Work task: Would you restate every entry that follows, word for word, and leave out the pictures?

-- Opening Marker --

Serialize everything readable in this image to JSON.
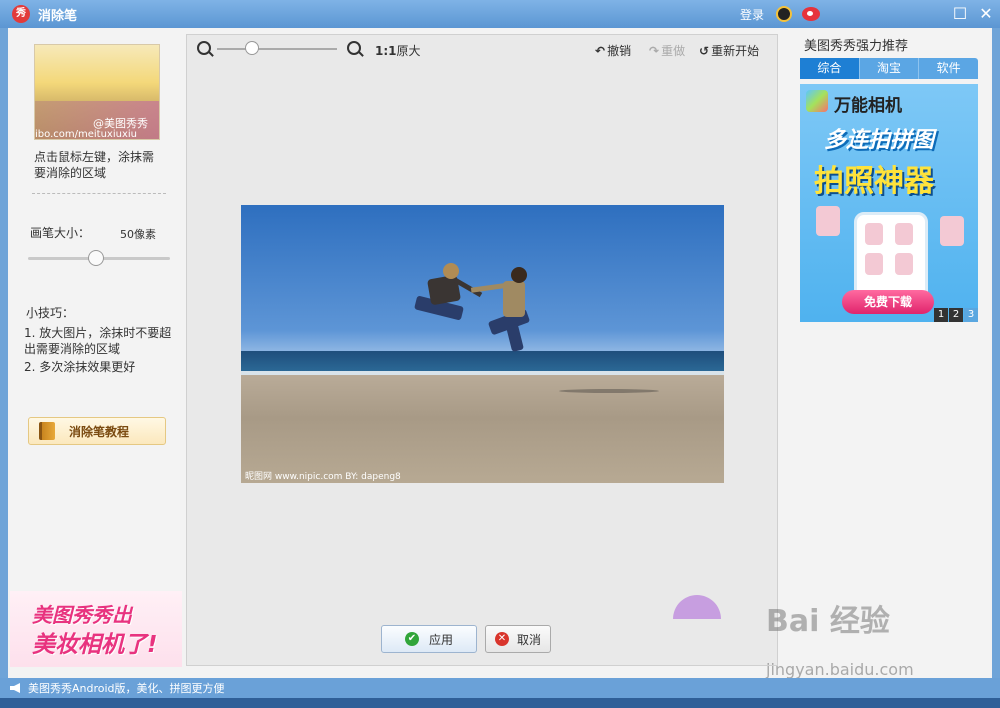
{
  "window": {
    "logo_text": "秀",
    "title": "消除笔",
    "login": "登录",
    "minimize": "☐",
    "close": "✕"
  },
  "left": {
    "thumb_watermark1": "@美图秀秀",
    "thumb_watermark2": "ibo.com/meituxiuxiu",
    "instruction": "点击鼠标左键，涂抹需要消除的区域",
    "brush_label": "画笔大小：",
    "brush_value": "50像素",
    "brush_level": 0.5,
    "tips_title": "小技巧：",
    "tips": [
      "1. 放大图片，涂抹时不要超出需要消除的区域",
      "2. 多次涂抹效果更好"
    ],
    "tutorial_button": "消除笔教程",
    "promo_line1": "美图秀秀出",
    "promo_line2": "美妆相机了!"
  },
  "toolbar": {
    "actual_size_prefix": "1:1",
    "actual_size": "原大",
    "undo": "撤销",
    "redo": "重做",
    "restart": "重新开始",
    "zoom_level": 0.25
  },
  "photo": {
    "watermark": "昵图网 www.nipic.com    BY: dapeng8"
  },
  "actions": {
    "apply": "应用",
    "cancel": "取消"
  },
  "right": {
    "title": "美图秀秀强力推荐",
    "tabs": [
      "综合",
      "淘宝",
      "软件"
    ],
    "active_tab": 0,
    "ad_title": "万能相机",
    "ad_line1": "多连拍拼图",
    "ad_line2": "拍照神器",
    "ad_button": "免费下载",
    "pages": [
      "1",
      "2",
      "3"
    ],
    "watermark_main": "Bai 经验",
    "watermark_url": "jingyan.baidu.com"
  },
  "status": {
    "text": "美图秀秀Android版，美化、拼图更方便"
  },
  "colors": {
    "titlebar": "#5b96d3",
    "tab_active": "#1e7fd4",
    "apply_icon": "#31a53a",
    "cancel_icon": "#d9352c",
    "promo_pink": "#e8337f"
  }
}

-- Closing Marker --

Solution to the exercise:
Serialize everything readable in this image to JSON.
{
  "window": {
    "logo_text": "秀",
    "title": "消除笔",
    "login": "登录",
    "minimize": "☐",
    "close": "✕"
  },
  "left": {
    "thumb_watermark1": "@美图秀秀",
    "thumb_watermark2": "ibo.com/meituxiuxiu",
    "instruction": "点击鼠标左键，涂抹需要消除的区域",
    "brush_label": "画笔大小：",
    "brush_value": "50像素",
    "brush_level": 0.5,
    "tips_title": "小技巧：",
    "tips": [
      "1. 放大图片，涂抹时不要超出需要消除的区域",
      "2. 多次涂抹效果更好"
    ],
    "tutorial_button": "消除笔教程",
    "promo_line1": "美图秀秀出",
    "promo_line2": "美妆相机了!"
  },
  "toolbar": {
    "actual_size_prefix": "1:1",
    "actual_size": "原大",
    "undo": "撤销",
    "redo": "重做",
    "restart": "重新开始",
    "zoom_level": 0.25
  },
  "photo": {
    "watermark": "昵图网 www.nipic.com    BY: dapeng8"
  },
  "actions": {
    "apply": "应用",
    "cancel": "取消"
  },
  "right": {
    "title": "美图秀秀强力推荐",
    "tabs": [
      "综合",
      "淘宝",
      "软件"
    ],
    "active_tab": 0,
    "ad_title": "万能相机",
    "ad_line1": "多连拍拼图",
    "ad_line2": "拍照神器",
    "ad_button": "免费下载",
    "pages": [
      "1",
      "2",
      "3"
    ],
    "watermark_main": "Bai 经验",
    "watermark_url": "jingyan.baidu.com"
  },
  "status": {
    "text": "美图秀秀Android版，美化、拼图更方便"
  },
  "colors": {
    "titlebar": "#5b96d3",
    "tab_active": "#1e7fd4",
    "apply_icon": "#31a53a",
    "cancel_icon": "#d9352c",
    "promo_pink": "#e8337f"
  }
}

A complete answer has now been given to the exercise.